Switzerland

Zurich

Switzerland is simply stunning, with its towering snow-capped mountains, beautiful lakes, and environments that range from lush to frozen. Its people are also some of the happiest, with higher than average life expectancies, strong health rankings, plenty of community involvement, and great safety. Plus, in a place that’s known for its abundance of delectable chocolate, how could you ever be sad? Three of the continent’s major languages, German, French and Italian, are national languages of Switzerland, along with Romansh, spoken by a small minority. Therefore, Swiss culture is characterized by diversity, which is reflected in a wide range of traditional customs.

Netherlands

NETHERLANDSThis European country isn’t all tulips, windmills, and clogs – Netherlanders rate themselves as some of the most satisfied people in the world. With their strong job market and great work-life balance, this doesn’t come as much of a surprise. In their very free country, locals also get to enjoy plenty of personal choice, from religion to sexuality and everything in between.  The culture of the Netherlands is diverse, reflecting regional differences as well as the foreign influences built up by centuries of the Dutch people’s mercantile and explorative spirit. The Netherlands and its people have long played an important role as centre of cultural liberalism and tolerance.

Canada

Canada

One of the largest countries in the world is also one of the happiest; Canadian people are incredibly content with their current lives and the direction that they’re heading in. Canadians have one of the highest life expectancies in the world, live in one of the safest of all countries, and have a top performing education system. Plus, 80% of all residents say that they enjoy more positive experiences than negative in the average day. Throughout Canada’s history, its culture has been influenced by European culture and traditions, especially British and French, and by its own indigenous cultures. Over time, elements of the cultures of Canada’s immigrant populations have become incorporated into mainstream Canadian culture.

New Zealand

city

The island country of New Zealand has only been occupied by humans for about 800 years. From the Blue Mountains to the wild penguins on South Island, there are many beautiful sights to lift locals’ spirits in this thriving ecological paradise. Today it has low levels of pollution and is known as one of the most biodiverse islands in the world. New Zealanders take pride in their local ecology and work hard to protect it. The culture of New Zealand is essentially a Western culture influenced by the unique environment and geographic isolation of the islands, and the cultural input of the indigenous Māori and the various waves of multi-ethnic migration which followed the British colonisation of New Zealand.

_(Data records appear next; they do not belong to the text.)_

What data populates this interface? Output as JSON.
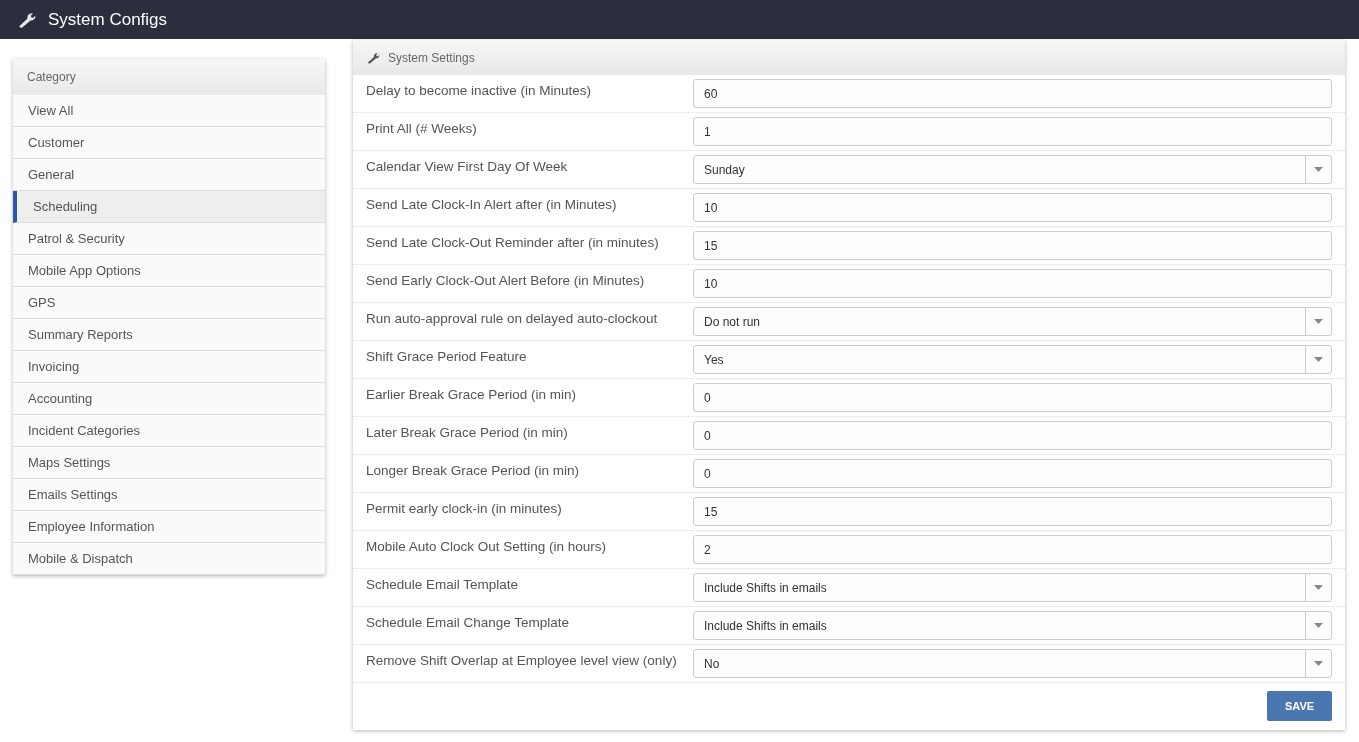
{
  "header": {
    "title": "System Configs"
  },
  "sidebar": {
    "heading": "Category",
    "items": [
      {
        "label": "View All",
        "selected": false
      },
      {
        "label": "Customer",
        "selected": false
      },
      {
        "label": "General",
        "selected": false
      },
      {
        "label": "Scheduling",
        "selected": true
      },
      {
        "label": "Patrol & Security",
        "selected": false
      },
      {
        "label": "Mobile App Options",
        "selected": false
      },
      {
        "label": "GPS",
        "selected": false
      },
      {
        "label": "Summary Reports",
        "selected": false
      },
      {
        "label": "Invoicing",
        "selected": false
      },
      {
        "label": "Accounting",
        "selected": false
      },
      {
        "label": "Incident Categories",
        "selected": false
      },
      {
        "label": "Maps Settings",
        "selected": false
      },
      {
        "label": "Emails Settings",
        "selected": false
      },
      {
        "label": "Employee Information",
        "selected": false
      },
      {
        "label": "Mobile & Dispatch",
        "selected": false
      }
    ]
  },
  "panel": {
    "title": "System Settings",
    "settings": [
      {
        "label": "Delay to become inactive (in Minutes)",
        "kind": "text",
        "value": "60"
      },
      {
        "label": "Print All (# Weeks)",
        "kind": "text",
        "value": "1"
      },
      {
        "label": "Calendar View First Day Of Week",
        "kind": "select",
        "value": "Sunday"
      },
      {
        "label": "Send Late Clock-In Alert after (in Minutes)",
        "kind": "text",
        "value": "10"
      },
      {
        "label": "Send Late Clock-Out Reminder after (in minutes)",
        "kind": "text",
        "value": "15"
      },
      {
        "label": "Send Early Clock-Out Alert Before (in Minutes)",
        "kind": "text",
        "value": "10"
      },
      {
        "label": "Run auto-approval rule on delayed auto-clockout",
        "kind": "select",
        "value": "Do not run"
      },
      {
        "label": "Shift Grace Period Feature",
        "kind": "select",
        "value": "Yes"
      },
      {
        "label": "Earlier Break Grace Period (in min)",
        "kind": "text",
        "value": "0"
      },
      {
        "label": "Later Break Grace Period (in min)",
        "kind": "text",
        "value": "0"
      },
      {
        "label": "Longer Break Grace Period (in min)",
        "kind": "text",
        "value": "0"
      },
      {
        "label": "Permit early clock-in (in minutes)",
        "kind": "text",
        "value": "15"
      },
      {
        "label": "Mobile Auto Clock Out Setting (in hours)",
        "kind": "text",
        "value": "2"
      },
      {
        "label": "Schedule Email Template",
        "kind": "select",
        "value": "Include Shifts in emails"
      },
      {
        "label": "Schedule Email Change Template",
        "kind": "select",
        "value": "Include Shifts in emails"
      },
      {
        "label": "Remove Shift Overlap at Employee level view (only)",
        "kind": "select",
        "value": "No"
      }
    ],
    "save_button": "SAVE"
  }
}
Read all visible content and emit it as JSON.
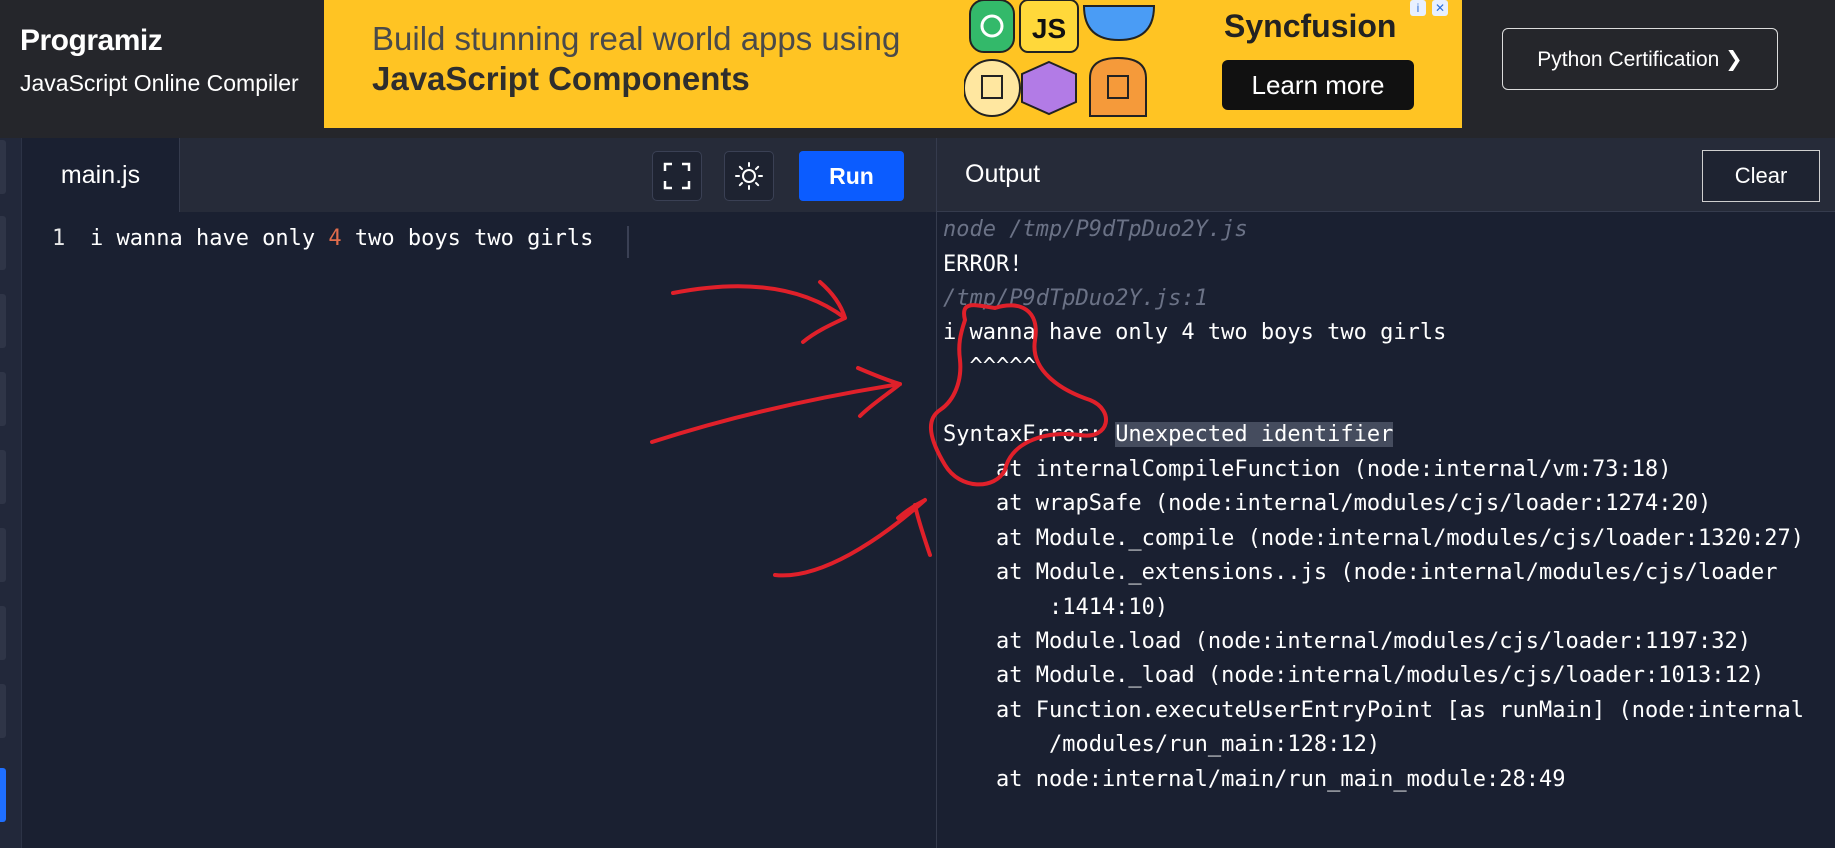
{
  "header": {
    "logo_text": "Programiz",
    "subtitle": "JavaScript Online Compiler",
    "cert_button": "Python Certification ❯"
  },
  "ad": {
    "line1": "Build stunning real world apps using",
    "line2": "JavaScript Components",
    "badge_js": "JS",
    "brand": "Syncfusion",
    "cta": "Learn more",
    "info": "i",
    "close": "✕"
  },
  "editor": {
    "tab": "main.js",
    "run_label": "Run",
    "line_number": "1",
    "code_before": "i wanna have only ",
    "code_number": "4",
    "code_after": " two boys two girls"
  },
  "output": {
    "title": "Output",
    "clear_label": "Clear",
    "lines": [
      "node /tmp/P9dTpDuo2Y.js",
      "ERROR!",
      "/tmp/P9dTpDuo2Y.js:1",
      "i wanna have only 4 two boys two girls",
      "  ^^^^^",
      "",
      "SyntaxError: ",
      "    at internalCompileFunction (node:internal/vm:73:18)",
      "    at wrapSafe (node:internal/modules/cjs/loader:1274:20)",
      "    at Module._compile (node:internal/modules/cjs/loader:1320:27)",
      "    at Module._extensions..js (node:internal/modules/cjs/loader",
      "        :1414:10)",
      "    at Module.load (node:internal/modules/cjs/loader:1197:32)",
      "    at Module._load (node:internal/modules/cjs/loader:1013:12)",
      "    at Function.executeUserEntryPoint [as runMain] (node:internal",
      "        /modules/run_main:128:12)",
      "    at node:internal/main/run_main_module:28:49"
    ],
    "error_highlight": "Unexpected identifier"
  },
  "colors": {
    "accent": "#0b5cff",
    "ad_bg": "#ffc423",
    "annotation": "#e0202a"
  }
}
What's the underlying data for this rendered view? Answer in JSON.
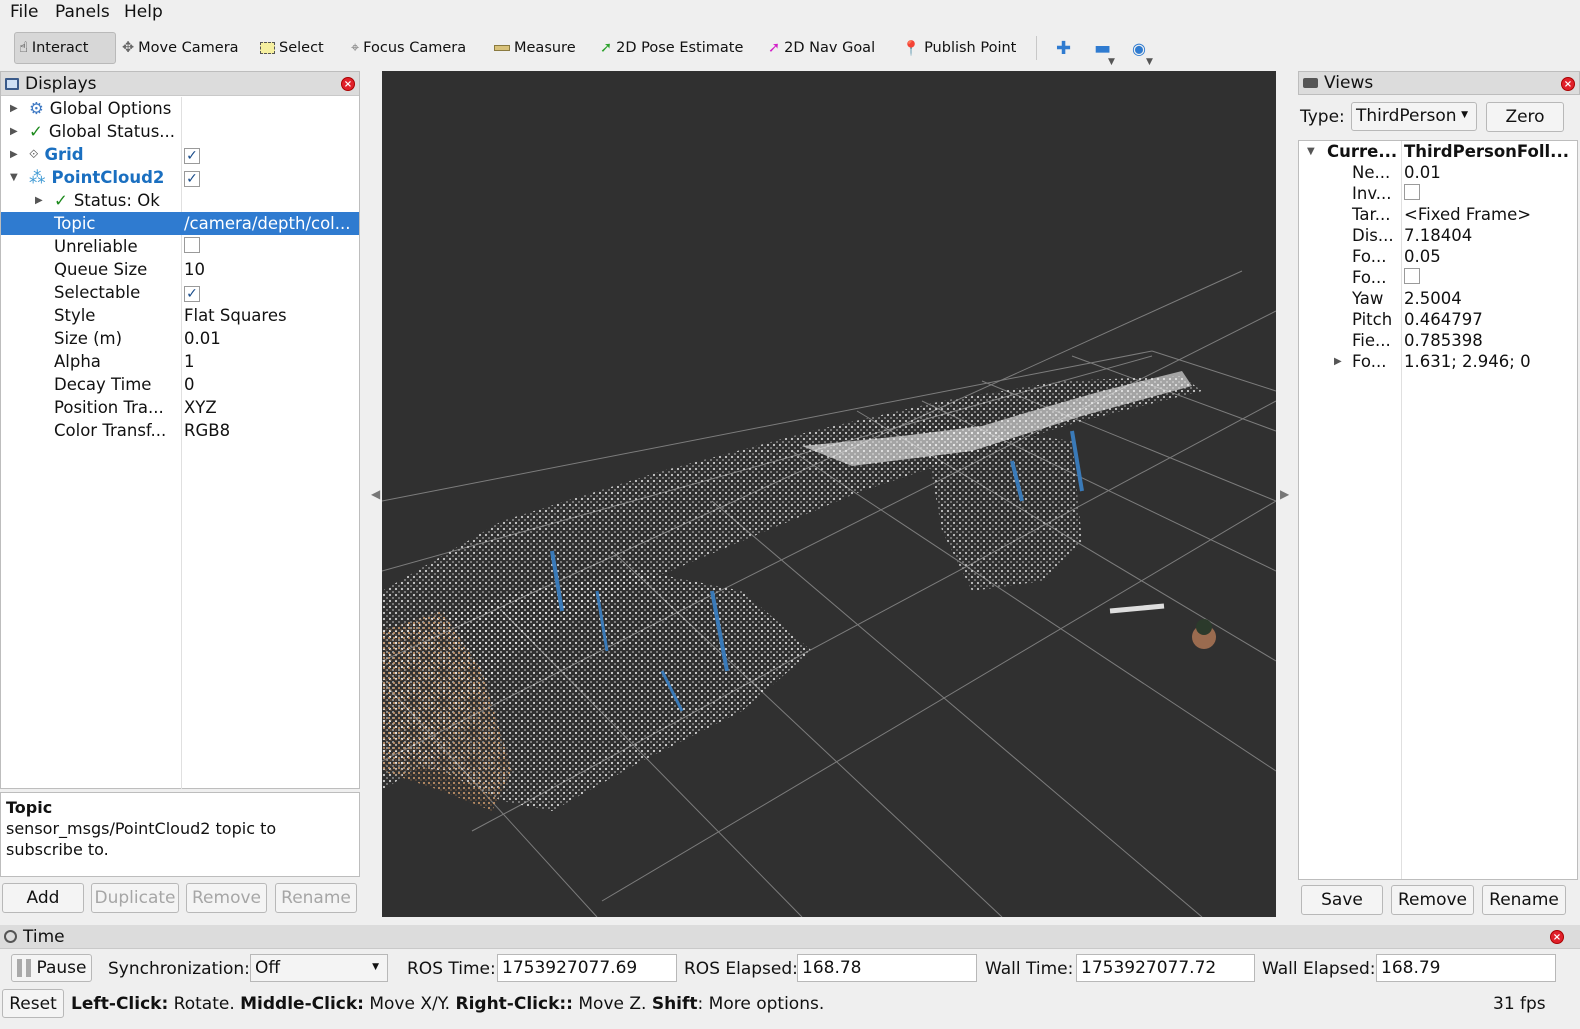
{
  "menu": {
    "file": "File",
    "panels": "Panels",
    "help": "Help"
  },
  "toolbar": {
    "interact": "Interact",
    "move_camera": "Move Camera",
    "select": "Select",
    "focus_camera": "Focus Camera",
    "measure": "Measure",
    "pose_estimate": "2D Pose Estimate",
    "nav_goal": "2D Nav Goal",
    "publish_point": "Publish Point"
  },
  "displays": {
    "title": "Displays",
    "rows": [
      {
        "label": "Global Options",
        "value": ""
      },
      {
        "label": "Global Status...",
        "value": ""
      },
      {
        "label": "Grid",
        "value": "",
        "checked": true
      },
      {
        "label": "PointCloud2",
        "value": "",
        "checked": true
      },
      {
        "label": "Status: Ok",
        "value": ""
      },
      {
        "label": "Topic",
        "value": "/camera/depth/col..."
      },
      {
        "label": "Unreliable",
        "value": "",
        "checked": false
      },
      {
        "label": "Queue Size",
        "value": "10"
      },
      {
        "label": "Selectable",
        "value": "",
        "checked": true
      },
      {
        "label": "Style",
        "value": "Flat Squares"
      },
      {
        "label": "Size (m)",
        "value": "0.01"
      },
      {
        "label": "Alpha",
        "value": "1"
      },
      {
        "label": "Decay Time",
        "value": "0"
      },
      {
        "label": "Position Tra...",
        "value": "XYZ"
      },
      {
        "label": "Color Transf...",
        "value": "RGB8"
      }
    ],
    "help_title": "Topic",
    "help_text": "sensor_msgs/PointCloud2 topic to subscribe to.",
    "buttons": {
      "add": "Add",
      "duplicate": "Duplicate",
      "remove": "Remove",
      "rename": "Rename"
    }
  },
  "views": {
    "title": "Views",
    "type_label": "Type:",
    "type_value": "ThirdPerson",
    "zero": "Zero",
    "current_key": "Curre...",
    "current_value": "ThirdPersonFoll...",
    "props": [
      {
        "k": "Ne...",
        "v": "0.01"
      },
      {
        "k": "Inv...",
        "v": "",
        "checkbox": true
      },
      {
        "k": "Tar...",
        "v": "<Fixed Frame>"
      },
      {
        "k": "Dis...",
        "v": "7.18404"
      },
      {
        "k": "Fo...",
        "v": "0.05"
      },
      {
        "k": "Fo...",
        "v": "",
        "checkbox": true
      },
      {
        "k": "Yaw",
        "v": "2.5004"
      },
      {
        "k": "Pitch",
        "v": "0.464797"
      },
      {
        "k": "Fie...",
        "v": "0.785398"
      },
      {
        "k": "Fo...",
        "v": "1.631; 2.946; 0"
      }
    ],
    "buttons": {
      "save": "Save",
      "remove": "Remove",
      "rename": "Rename"
    }
  },
  "time": {
    "title": "Time",
    "pause": "Pause",
    "sync_label": "Synchronization:",
    "sync_value": "Off",
    "ros_time_label": "ROS Time:",
    "ros_time": "1753927077.69",
    "ros_elapsed_label": "ROS Elapsed:",
    "ros_elapsed": "168.78",
    "wall_time_label": "Wall Time:",
    "wall_time": "1753927077.72",
    "wall_elapsed_label": "Wall Elapsed:",
    "wall_elapsed": "168.79"
  },
  "status": {
    "reset": "Reset",
    "left_click": "Left-Click:",
    "left_action": " Rotate. ",
    "middle_click": "Middle-Click:",
    "middle_action": " Move X/Y. ",
    "right_click": "Right-Click::",
    "right_action": " Move Z. ",
    "shift": "Shift",
    "shift_action": ": More options.",
    "fps": "31 fps"
  },
  "colors": {
    "selection": "#2f7bd0",
    "viewport_bg": "#303030",
    "link_blue": "#1a6fc0",
    "close_red": "#e0202a"
  }
}
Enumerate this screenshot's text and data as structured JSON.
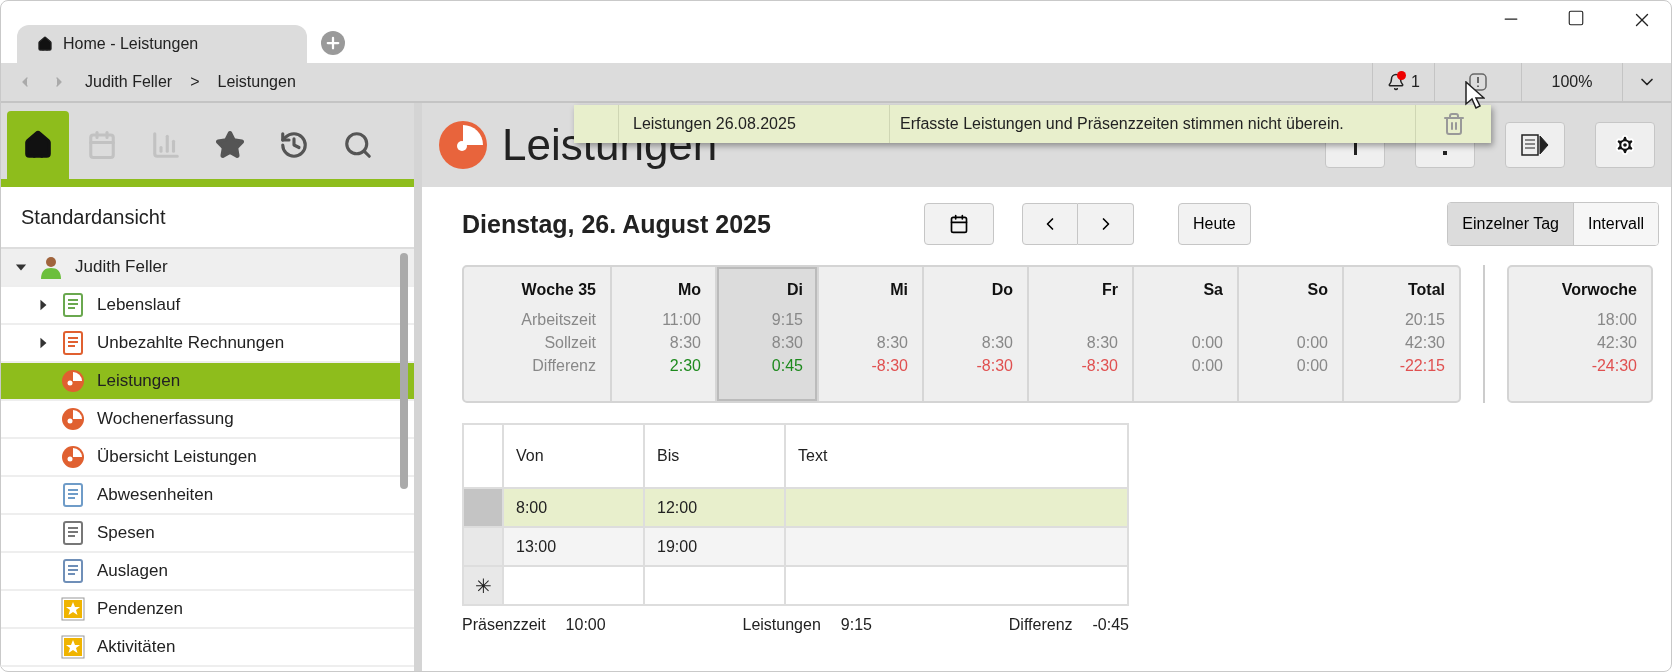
{
  "window": {
    "tab": {
      "label": "Home - Leistungen",
      "selected": true
    }
  },
  "navigation": {
    "breadcrumb": [
      "Judith Feller",
      ">",
      "Leistungen"
    ],
    "notifications": "1",
    "unread": true,
    "zoom": "100%"
  },
  "notification_popup": {
    "title": "Leistungen 26.08.2025",
    "message": "Erfasste Leistungen und Präsenzzeiten stimmen nicht überein."
  },
  "sidebar": {
    "tabs": [
      {
        "selected": true,
        "disabled": false
      },
      {
        "selected": false,
        "disabled": true
      },
      {
        "selected": false,
        "disabled": true
      },
      {
        "selected": false,
        "disabled": false
      },
      {
        "selected": false,
        "disabled": false
      },
      {
        "selected": false,
        "disabled": false
      }
    ],
    "view": "Standardansicht",
    "tree": [
      {
        "label": "Judith Feller",
        "expanded": true,
        "selected": false,
        "children": [
          {
            "label": "Lebenslauf",
            "expanded": false,
            "selected": false
          },
          {
            "label": "Unbezahlte Rechnungen",
            "expanded": false,
            "selected": false
          },
          {
            "label": "Leistungen",
            "selected": true
          },
          {
            "label": "Wochenerfassung",
            "selected": false
          },
          {
            "label": "Übersicht Leistungen",
            "selected": false
          },
          {
            "label": "Abwesenheiten",
            "selected": false
          },
          {
            "label": "Spesen",
            "selected": false
          },
          {
            "label": "Auslagen",
            "selected": false
          },
          {
            "label": "Pendenzen",
            "selected": false
          },
          {
            "label": "Aktivitäten",
            "selected": false
          }
        ]
      }
    ]
  },
  "header": {
    "title": "Leistungen"
  },
  "date": "Dienstag, 26. August 2025",
  "today_button": "Heute",
  "view_modes": [
    {
      "label": "Einzelner Tag",
      "selected": true
    },
    {
      "label": "Intervall",
      "selected": false
    }
  ],
  "week": {
    "title": "Woche 35",
    "row_labels": [
      "Arbeitszeit",
      "Sollzeit",
      "Differenz"
    ],
    "days": [
      {
        "name": "Mo",
        "worked": "11:00",
        "target": "8:30",
        "difference": "2:30",
        "color": "#1e8a1e",
        "selected": false
      },
      {
        "name": "Di",
        "worked": "9:15",
        "target": "8:30",
        "difference": "0:45",
        "color": "#1e8a1e",
        "selected": true
      },
      {
        "name": "Mi",
        "target": "8:30",
        "difference": "-8:30",
        "color": "#e05050",
        "selected": false
      },
      {
        "name": "Do",
        "target": "8:30",
        "difference": "-8:30",
        "color": "#e05050",
        "selected": false
      },
      {
        "name": "Fr",
        "target": "8:30",
        "difference": "-8:30",
        "color": "#e05050",
        "selected": false
      },
      {
        "name": "Sa",
        "target": "0:00",
        "difference": "0:00",
        "color": "#888888",
        "selected": false
      },
      {
        "name": "So",
        "target": "0:00",
        "difference": "0:00",
        "color": "#888888",
        "selected": false
      },
      {
        "name": "Total",
        "worked": "20:15",
        "target": "42:30",
        "difference": "-22:15",
        "color": "#e05050",
        "selected": false
      }
    ],
    "previous": {
      "name": "Vorwoche",
      "worked": "18:00",
      "target": "42:30",
      "difference": "-24:30",
      "color": "#e05050"
    }
  },
  "entries": {
    "columns": [
      "Von",
      "Bis",
      "Text"
    ],
    "rows": [
      {
        "from": "8:00",
        "to": "12:00",
        "selected": true
      },
      {
        "from": "13:00",
        "to": "19:00",
        "selected": false
      }
    ],
    "new_row_marker": "✳"
  },
  "summary": [
    {
      "label": "Präsenzzeit",
      "value": "10:00"
    },
    {
      "label": "Leistungen",
      "value": "9:15"
    },
    {
      "label": "Differenz",
      "value": "-0:45"
    }
  ]
}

Australia

Melbourne

 

 

 

 

 

Don’t let all the sharks, snakes, and venomous spiders fool you – Australians are some of the happiest in the world. Not only do they live in one of the most adored spots on earth, but they also rank high in many life-happiness categories; they have some of the highest scores for community engagement, health, environmental care, and employment. The culture of Australia is a Western culture, derived primarily from Britain but also influenced by the unique geography of Australia, the diverse input of Aboriginal, Torres Strait Islander and other Australian people. Australian culture has diverged significantly since British settlement.

Then, all that’s left for you to do is pack your bags, pick a country, and make your move.

Happy travelling…

Shahina Saeed